Dissertations

Biofilms, or surface-associated microbial communities encased in a matrix, represent a common mode of growth for many bacterial species. Importantly, biofilms often play significant roles in the association of bacteria with their animal hosts, including promoting attachment to and colonization of host tissues. The symbiosis between the bacterium Vibrio fischeri and its animal host Euprymna scolopes provides a natural model system for investigating the impact of biofilms on host infection. In particular, V. fischeri produces a specific biofilm to successfully initiate host colonization.

Biofilm formation by V. fischeri is a tightly regulated process involving a complex network of regulatory genes ...


Cofactors In Coronavirus Entry, Ana Shulla Jan 2011

Cofactors In Coronavirus Entry, Ana Shulla

Dissertations
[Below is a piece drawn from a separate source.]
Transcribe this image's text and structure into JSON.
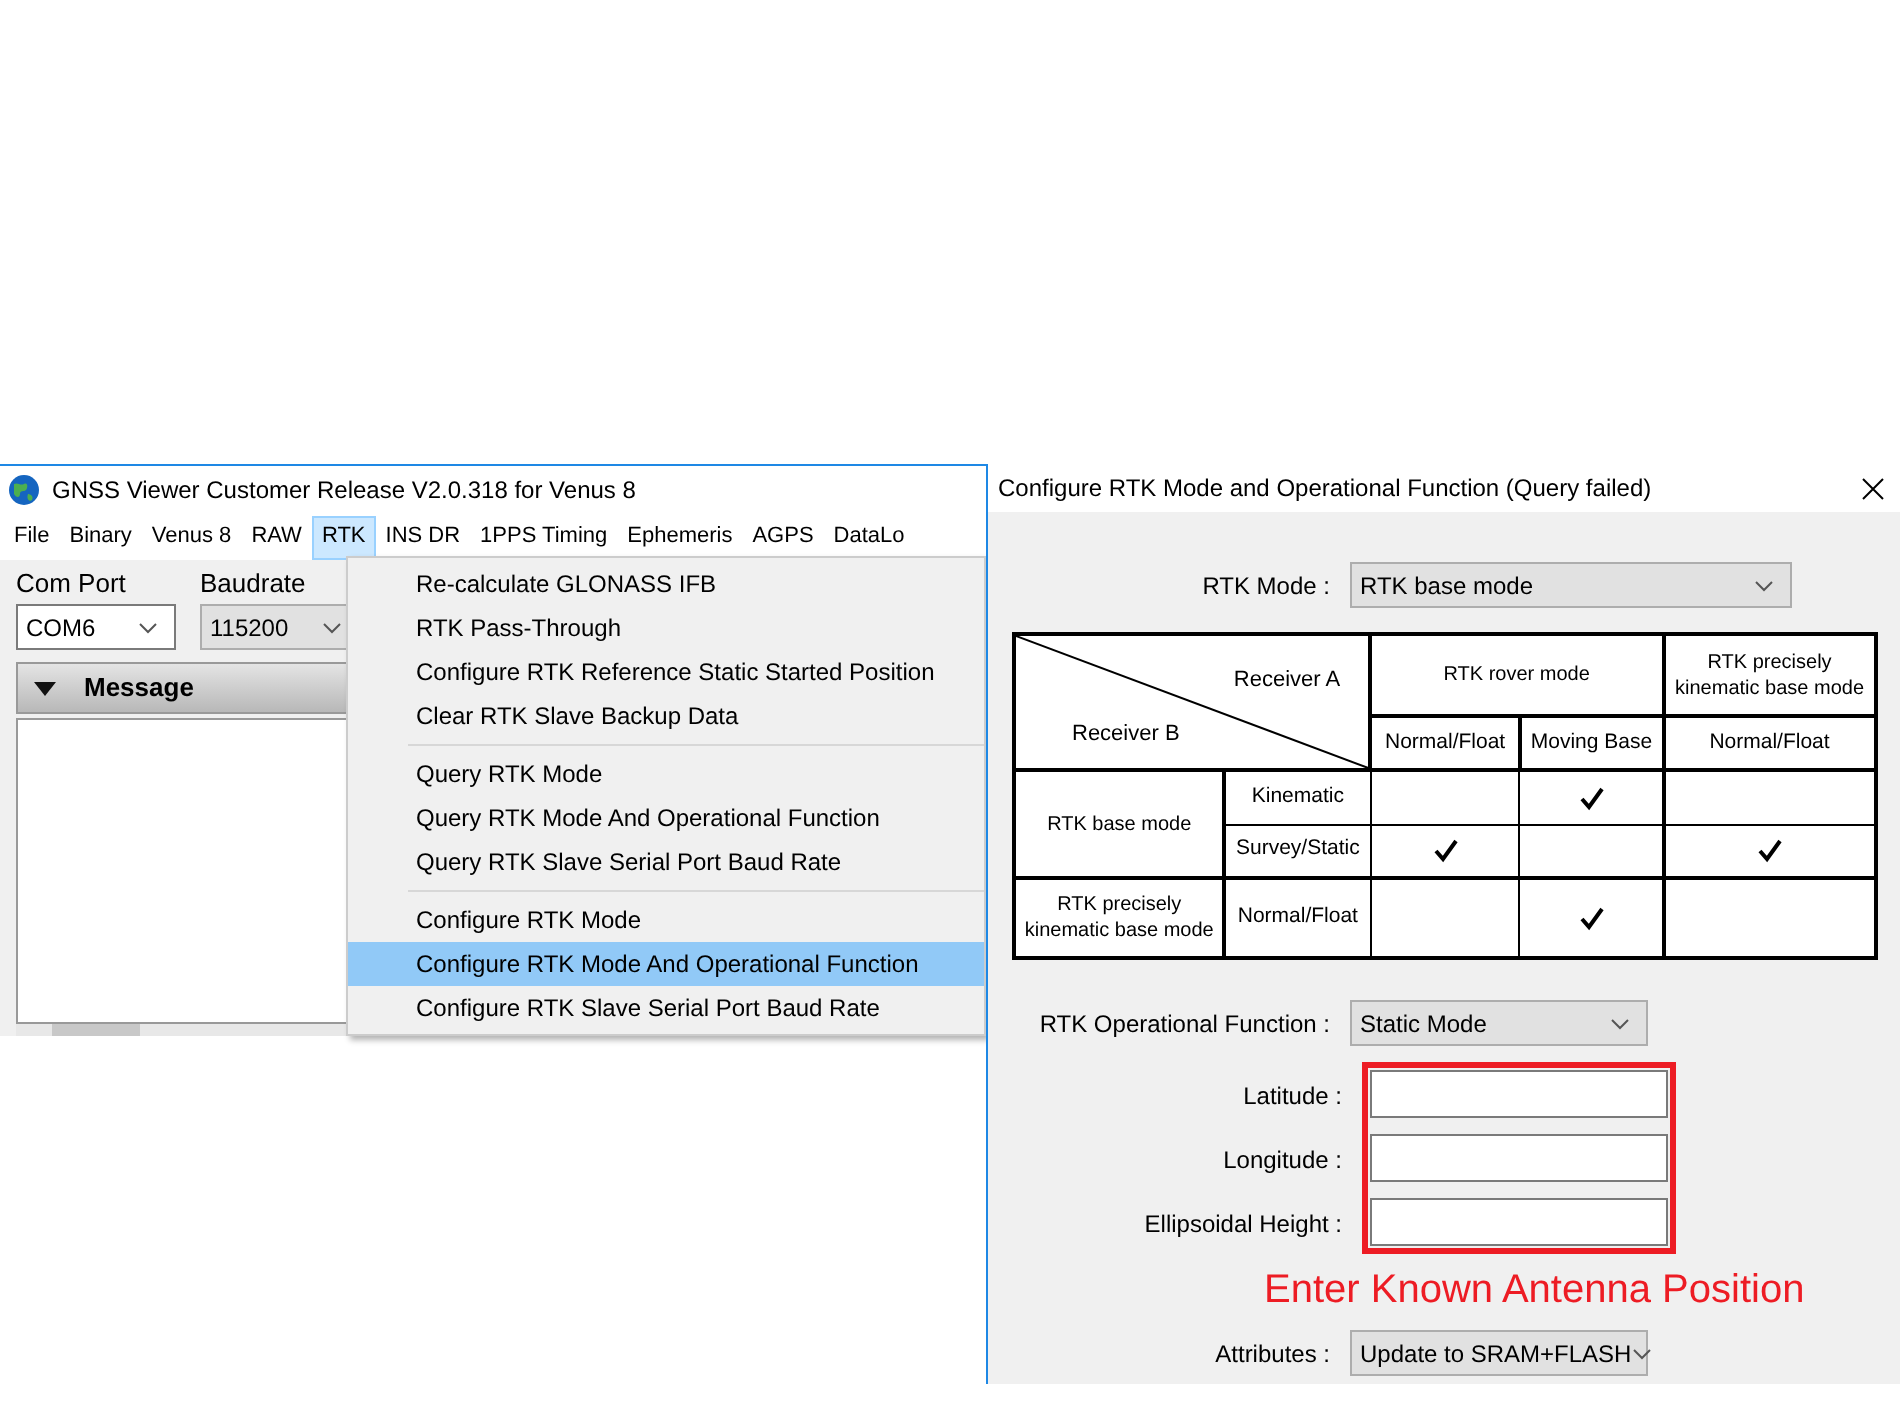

Viruses have evolved complex ways to penetrate host barriers and cause disease. One of the most important barriers the virus has to cross is the cellular membrane. Enveloped viruses accomplish this task by viral glycoprotein-mediated binding to host cells and fusion of virus and host cell membranes. For the coronaviruses, viral spike (S) proteins execute these cell entry functions. In my dissertation research I focused on understanding the coronavirus spike proteins as well as other cofactors required for S-mediated entry into cells.

The S proteins are set apart from other viral and cellular membrane fusion proteins by their extensively palmitoylated ...